September 24 Saturday
September 25 Sunday – In Kaltenleutgeben, Austria, Sam wrote to Bram Stoker in London.
“Mr. Bowyer-Lane thinks that possibly he can place the ‘Bartel Turaser.’ What do you advise? Will you communicate with him? Or will you tell me what to say? Do you know him?” [MTP]. Note: “Lane-Bowen of the Nimrod Club” was the name Sam used in his July 6 to Chatto & Windus. He remains unidentified. “Bartel” is the play Sam had translated. See Mar. 15, Sept. 10 entries.
Sam also wrote to Joe Twichell , including a passage from “The Memorable Assassination” that Livy had edited out: The passage as Sam originally wrote it, followed by the edited version which was published, followed by Sam’s “Private” note about it to Joe:

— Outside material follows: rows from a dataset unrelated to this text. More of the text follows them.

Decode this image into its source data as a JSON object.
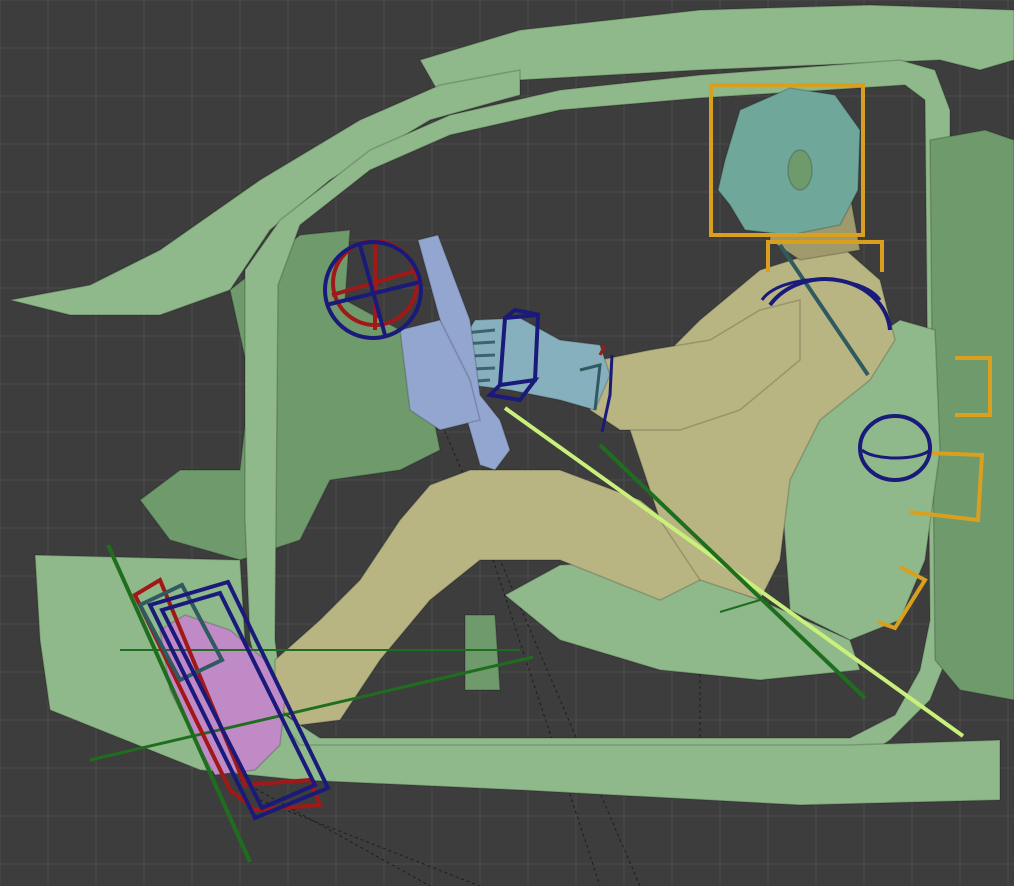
{
  "viewport": {
    "background": "#3d3d3d",
    "grid_color": "#4a4a4a",
    "grid_visible": true
  },
  "colors": {
    "cabin": "#8fb98a",
    "cabin_dark": "#6f9a6c",
    "cabin_light": "#a9cfa2",
    "driver_body": "#b8b583",
    "driver_body_dark": "#9e9a6c",
    "head": "#6fa89a",
    "steering": "#93a6cf",
    "glove": "#86b0bd",
    "shoe": "#c08ac7",
    "gizmo_head": "#d9a020",
    "gizmo_joint": "#1a1a7a",
    "gizmo_red": "#a01818",
    "gizmo_teal": "#2f5a5f",
    "line_green": "#1f6e1f",
    "line_lime": "#c8f07a"
  },
  "icons": {
    "head_bbox": "square-outline-icon",
    "shoulder_gizmo": "circle-gizmo-icon",
    "hip_gizmo": "circle-gizmo-icon",
    "wheel_gizmo": "crosshair-gizmo-icon",
    "hand_gizmo": "box-gizmo-icon",
    "foot_gizmo": "box-gizmo-icon"
  }
}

[As drafted:]Among the inadequate attempts to account for the assassination we must concede high rank to the German Emperor’s. He justly describes it as a “deed unparalleled for ruthlessness,” & then added that it was “ordained from above.” I think this verdict will not be popular “above.”A Man is either a free agent, or he isn’t. If a man is a free agent, this prisoner is responsible for what he has done; but if a man is not a free agent [,] if the deed was ordained from above there is no rational way of making this prisoner even partially responsible for it, & the German court cannot condemn him without manifestly committing a crime. Logic is logic; & by disregarding its laws even Emperors as capable & acute as William II can be beguiled into making charges which should not be ventured upon except in the shelter of plenty of lightning-rods [MTP].
[After Livy’s edits:] Among the inadequate attempts to account for the assassination we must concede high rank to the many which have described it as a “peculiarly brutal crime” and then added that it was “ordained from above.” I think this verdict will not be popular “above.” If the deed was ordained from above, there is no rational way of making this prisoner even partially responsible for it, and the Genevan court cannot condemn him without manifestly committing a crime. Logic is logic, and by disregarding its laws even the most pious and showy theologian may be beguiled into preferring charges which should not be ventured upon except in the shelter of plenty of lightning-rods [Neider, Complete Essays 540-1].
“Private. Livy edited this out, Joe, because the Emperor is a friend & has been hospitable to me; but it is theological & mustn’t be wasted, so I send it to you. The Emperor wouldn’t care a rap. / Mark”
Sam then, with pencil and ink, attempted to translate a sketch from Alfred Baron von Berger’s “recent fairy-drama,” Hapsburg (Sam later edited this to “Habsburg”), which sketched “that first coming of the girlish Empress-Queen.” Sam followed the heavily lined out translation with this:
“P.S. Two hours later, Sept. 25/98.
Perhaps you will like this translation, Joe. I think it is rather neat. But it didn’t flow: it has taken me two full hours to grind it into this perfect state. / Mark”[MTP]. Note: this translated piece was included at the end of “The Memorable Assassination,” and may be seen on p.544 of Neider’s Complete Essays.
Dolmetsch writes: “…to Mark Twain the martyred empress was like the tragic Joan of Arc and like his dear, dead Susy. He closes his eulogy with some saccharine lines (in his own translation) about her from Alfred von Berger’s Habsburg, a festival play he had enjoyed at the Burgtheater the previous season” .
From Lt. Col. Bowyer-Lane: London Sep. 22
SLC used mourning border for most letters from Susy’s death on, then from Livy’s death on.